Jon Karafin of Light Field Labs is proposing a new format for light field data that uses a sparse array of cameras along the with material properties of the objects/actors being captured. “This can result in a 100X reduction in bandwidth compared to a dense array capture.”

A company called 4DReplay was showing off a volumetric capture solution using a semi-circle of DSLR cameras. It looked as though about 40 cameras were used. They were doing demos where small groups of people would gather around a basketball hoop and ‘ham it up’ for the camera. Only 4-5 seconds can be captured, but it allows the view to move around to get all the camera viewpoints. Processing took less than a minute before the group could see their volumetric capture. You can see a video here.
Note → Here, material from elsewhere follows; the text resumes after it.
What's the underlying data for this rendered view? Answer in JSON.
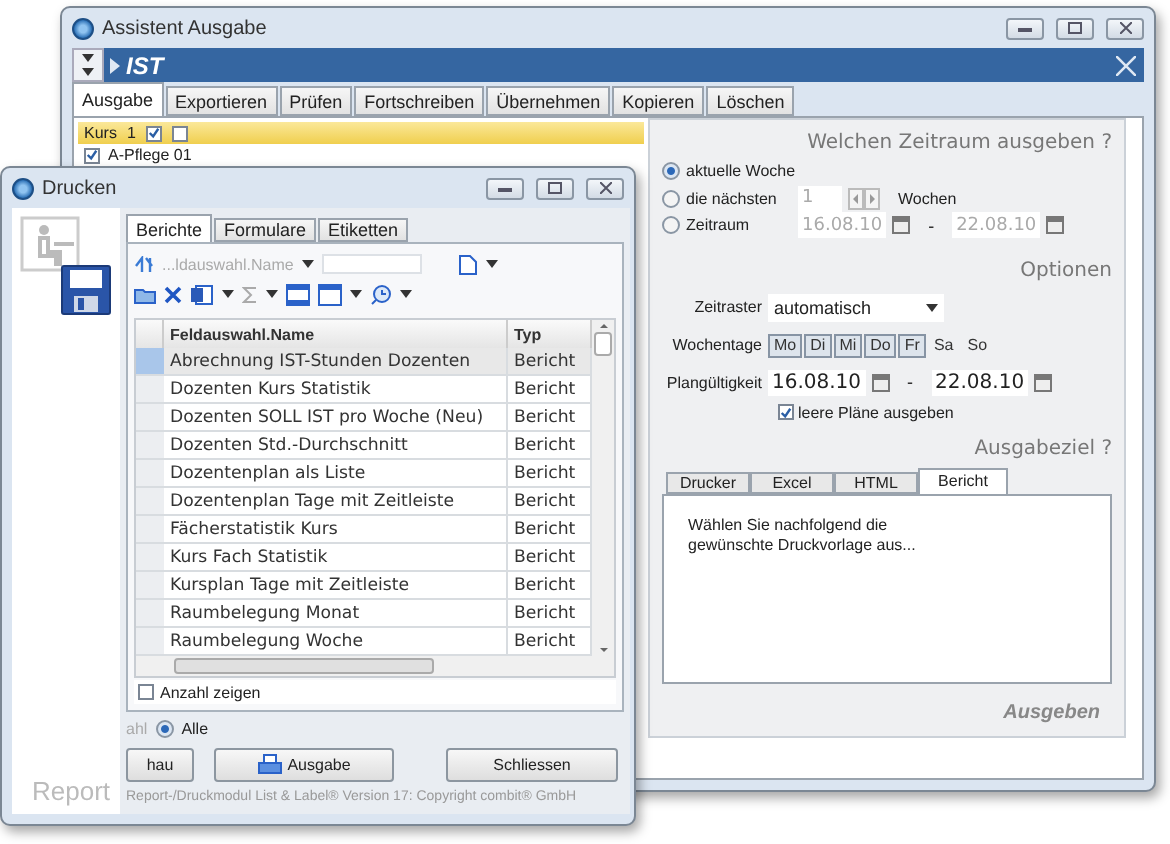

4DReplay4DReplay used an array of DSLRs to Capture volumetric images.

Fraunhofer HHI was demonstrating its outside-in volumetric capture technique in its booth at NAB. They have several set ups with one being a 12-camera 180º set up for VR and another holding just four cameras for TV. A 360º set is planned for this summer. They are developing some of the tool sets to support the capture and processing of volumetric images and have already worked with others such as 8i, we were told. This technology is being used for the first time in cooperation with UFA GmbH in the course of a joint test production for the immersive film “Gateway To Infinity” as a volumetric virtual reality experience. Some test content was shown in a VR headset where the actors were captured with this technique and inserted into a CGI world using the Unreal game engine. It looked pretty good.

Sister research organization, Fraunhofer IIS, was demonstrating a light field post production tool they call Realception, which is a plug-in for the Nuke post production suite. The idea is to use light field data to render the VR headset view based on head position. This will enable the creation of 6 DoF live action content for virtual and mixed reality content.

Fraunhofer IIS Realception workflow

Fraunhofer IIS statueFraunhofer IIS used this statue to show volumetric capture

To illustrate the technology, IIS did a volumetric capture of a small statue of a woman using a 3×3 camera array moving from left to right around the object. The Realception plug-in can then manipulate all these images to rectify, align, color correct and generate depth maps. Because not every view of the statue was captured, IIS needed a way to generate views that were hidden. It does this by creating a light field representation of the statue that includes material properties, allowing the recreation of unseen textures when the data is imported into an Unreal Game engine. The engine can then render the VR view based on the head position. – CC